In how many lines of the records below does the word "Выберите" appear? Reply with the number only.

----- MATERIAL TO PROCESS

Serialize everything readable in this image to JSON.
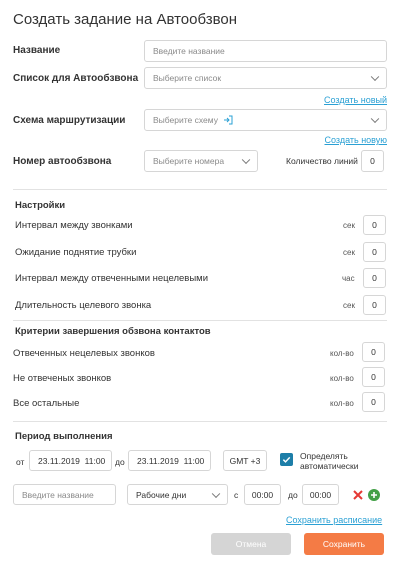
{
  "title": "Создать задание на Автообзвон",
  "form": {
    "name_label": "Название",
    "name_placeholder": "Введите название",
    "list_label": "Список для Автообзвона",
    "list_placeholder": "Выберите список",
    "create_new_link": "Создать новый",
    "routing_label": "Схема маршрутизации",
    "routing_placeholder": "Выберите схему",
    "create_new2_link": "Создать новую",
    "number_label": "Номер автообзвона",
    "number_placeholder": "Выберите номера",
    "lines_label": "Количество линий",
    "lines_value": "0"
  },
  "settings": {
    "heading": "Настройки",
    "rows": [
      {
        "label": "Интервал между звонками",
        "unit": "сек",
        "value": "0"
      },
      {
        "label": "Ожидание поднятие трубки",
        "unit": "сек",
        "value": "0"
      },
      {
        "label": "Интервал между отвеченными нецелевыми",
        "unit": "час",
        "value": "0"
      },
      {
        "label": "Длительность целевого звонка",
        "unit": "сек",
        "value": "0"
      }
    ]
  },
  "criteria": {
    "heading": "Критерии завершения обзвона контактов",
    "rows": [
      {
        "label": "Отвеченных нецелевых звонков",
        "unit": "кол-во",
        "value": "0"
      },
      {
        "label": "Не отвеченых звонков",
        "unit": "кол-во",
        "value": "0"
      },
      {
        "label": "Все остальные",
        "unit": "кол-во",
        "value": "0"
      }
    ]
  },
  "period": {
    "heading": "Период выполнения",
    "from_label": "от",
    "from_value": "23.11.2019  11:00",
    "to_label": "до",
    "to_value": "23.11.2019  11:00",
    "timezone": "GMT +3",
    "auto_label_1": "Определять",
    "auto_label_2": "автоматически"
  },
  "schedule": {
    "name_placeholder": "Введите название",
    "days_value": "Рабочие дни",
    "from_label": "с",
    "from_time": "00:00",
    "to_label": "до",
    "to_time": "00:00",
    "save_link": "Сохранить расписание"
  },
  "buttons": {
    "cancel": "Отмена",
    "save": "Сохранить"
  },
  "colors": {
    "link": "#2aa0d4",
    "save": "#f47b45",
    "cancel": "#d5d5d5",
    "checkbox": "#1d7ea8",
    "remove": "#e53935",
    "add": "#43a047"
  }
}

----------
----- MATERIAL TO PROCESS

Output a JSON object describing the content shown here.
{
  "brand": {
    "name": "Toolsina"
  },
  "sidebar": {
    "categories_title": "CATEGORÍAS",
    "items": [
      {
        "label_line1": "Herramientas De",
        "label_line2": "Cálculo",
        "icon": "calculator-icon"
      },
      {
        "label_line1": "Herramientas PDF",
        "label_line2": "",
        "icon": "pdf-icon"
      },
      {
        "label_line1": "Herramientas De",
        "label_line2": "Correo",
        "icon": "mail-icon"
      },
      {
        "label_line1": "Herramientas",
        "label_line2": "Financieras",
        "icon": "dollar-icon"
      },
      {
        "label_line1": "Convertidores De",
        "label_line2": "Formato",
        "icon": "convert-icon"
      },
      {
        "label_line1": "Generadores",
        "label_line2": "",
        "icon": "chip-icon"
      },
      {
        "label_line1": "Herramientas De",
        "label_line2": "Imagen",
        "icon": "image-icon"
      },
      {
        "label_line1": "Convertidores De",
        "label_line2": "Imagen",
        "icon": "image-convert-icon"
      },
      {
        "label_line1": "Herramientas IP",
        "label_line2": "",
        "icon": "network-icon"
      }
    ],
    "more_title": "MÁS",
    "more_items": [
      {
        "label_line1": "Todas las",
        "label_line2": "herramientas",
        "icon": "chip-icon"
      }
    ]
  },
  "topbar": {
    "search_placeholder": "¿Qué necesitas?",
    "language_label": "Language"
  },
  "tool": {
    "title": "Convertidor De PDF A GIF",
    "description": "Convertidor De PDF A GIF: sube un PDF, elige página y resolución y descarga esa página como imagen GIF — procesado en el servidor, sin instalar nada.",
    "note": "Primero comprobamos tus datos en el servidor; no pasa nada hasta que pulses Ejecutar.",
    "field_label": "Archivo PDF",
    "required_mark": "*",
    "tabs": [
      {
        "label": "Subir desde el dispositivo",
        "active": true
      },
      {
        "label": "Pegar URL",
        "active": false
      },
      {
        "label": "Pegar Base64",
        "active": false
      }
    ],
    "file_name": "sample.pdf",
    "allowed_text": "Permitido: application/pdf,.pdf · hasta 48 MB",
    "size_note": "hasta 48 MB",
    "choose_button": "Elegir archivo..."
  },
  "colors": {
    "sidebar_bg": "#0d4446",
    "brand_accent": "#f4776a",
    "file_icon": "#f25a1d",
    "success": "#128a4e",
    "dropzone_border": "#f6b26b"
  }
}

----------
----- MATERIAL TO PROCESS

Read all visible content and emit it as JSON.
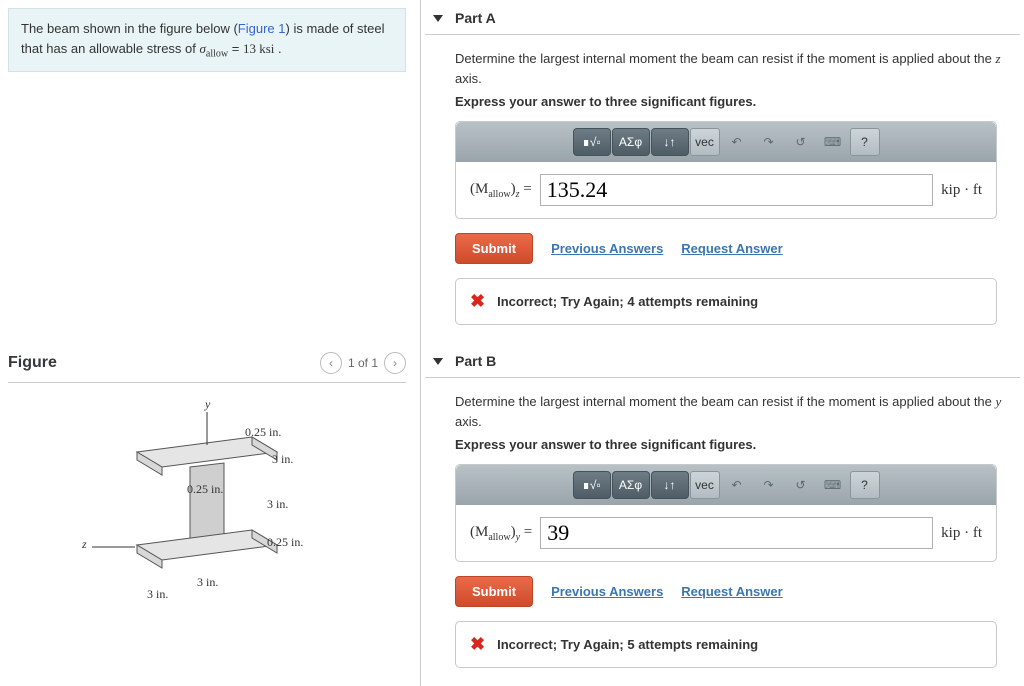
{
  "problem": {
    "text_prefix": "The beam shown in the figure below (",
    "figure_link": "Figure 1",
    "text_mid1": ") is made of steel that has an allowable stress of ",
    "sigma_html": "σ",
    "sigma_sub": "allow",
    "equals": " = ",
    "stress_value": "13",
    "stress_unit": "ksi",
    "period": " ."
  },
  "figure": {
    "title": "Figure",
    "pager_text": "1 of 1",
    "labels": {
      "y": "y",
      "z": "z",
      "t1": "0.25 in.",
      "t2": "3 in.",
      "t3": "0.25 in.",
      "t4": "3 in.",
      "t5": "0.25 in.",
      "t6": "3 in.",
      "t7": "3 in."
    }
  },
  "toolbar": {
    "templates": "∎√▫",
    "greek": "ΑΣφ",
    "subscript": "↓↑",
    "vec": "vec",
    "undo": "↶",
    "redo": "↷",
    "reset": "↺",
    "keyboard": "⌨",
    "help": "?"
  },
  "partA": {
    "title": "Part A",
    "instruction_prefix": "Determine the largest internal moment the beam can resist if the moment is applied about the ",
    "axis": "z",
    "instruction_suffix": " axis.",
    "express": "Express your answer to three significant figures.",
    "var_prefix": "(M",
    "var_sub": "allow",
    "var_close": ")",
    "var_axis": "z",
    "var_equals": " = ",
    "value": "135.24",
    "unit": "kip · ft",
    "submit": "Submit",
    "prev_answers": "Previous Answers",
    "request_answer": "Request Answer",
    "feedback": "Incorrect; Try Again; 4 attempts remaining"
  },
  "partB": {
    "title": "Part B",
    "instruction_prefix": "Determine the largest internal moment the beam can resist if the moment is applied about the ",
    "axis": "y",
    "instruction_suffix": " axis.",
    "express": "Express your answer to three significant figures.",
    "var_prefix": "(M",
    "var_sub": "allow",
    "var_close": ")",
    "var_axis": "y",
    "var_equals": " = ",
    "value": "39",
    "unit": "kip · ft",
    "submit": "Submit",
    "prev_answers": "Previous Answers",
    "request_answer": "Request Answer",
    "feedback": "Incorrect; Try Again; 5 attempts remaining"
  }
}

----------

--- SOLUTION ---
3